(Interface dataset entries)

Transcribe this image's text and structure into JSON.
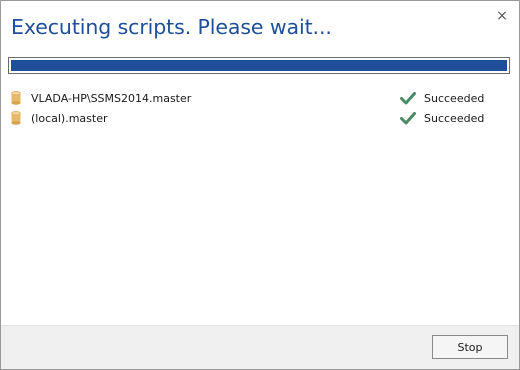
{
  "dialog": {
    "title": "Executing scripts. Please wait...",
    "close_glyph": "×"
  },
  "progress": {
    "fraction": 1.0,
    "fill_color": "#1f4f9a"
  },
  "results": [
    {
      "icon": "database-icon",
      "name": "VLADA-HP\\SSMS2014.master",
      "status_icon": "check-icon",
      "status": "Succeeded"
    },
    {
      "icon": "database-icon",
      "name": "(local).master",
      "status_icon": "check-icon",
      "status": "Succeeded"
    }
  ],
  "footer": {
    "stop_label": "Stop"
  },
  "colors": {
    "title": "#1f4e9a",
    "success": "#4a8a66",
    "database": "#e6b86a"
  }
}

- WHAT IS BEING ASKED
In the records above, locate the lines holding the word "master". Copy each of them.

- EXERCISE RESPONSE
      "name": "VLADA-HP\\SSMS2014.master",
      "name": "(local).master",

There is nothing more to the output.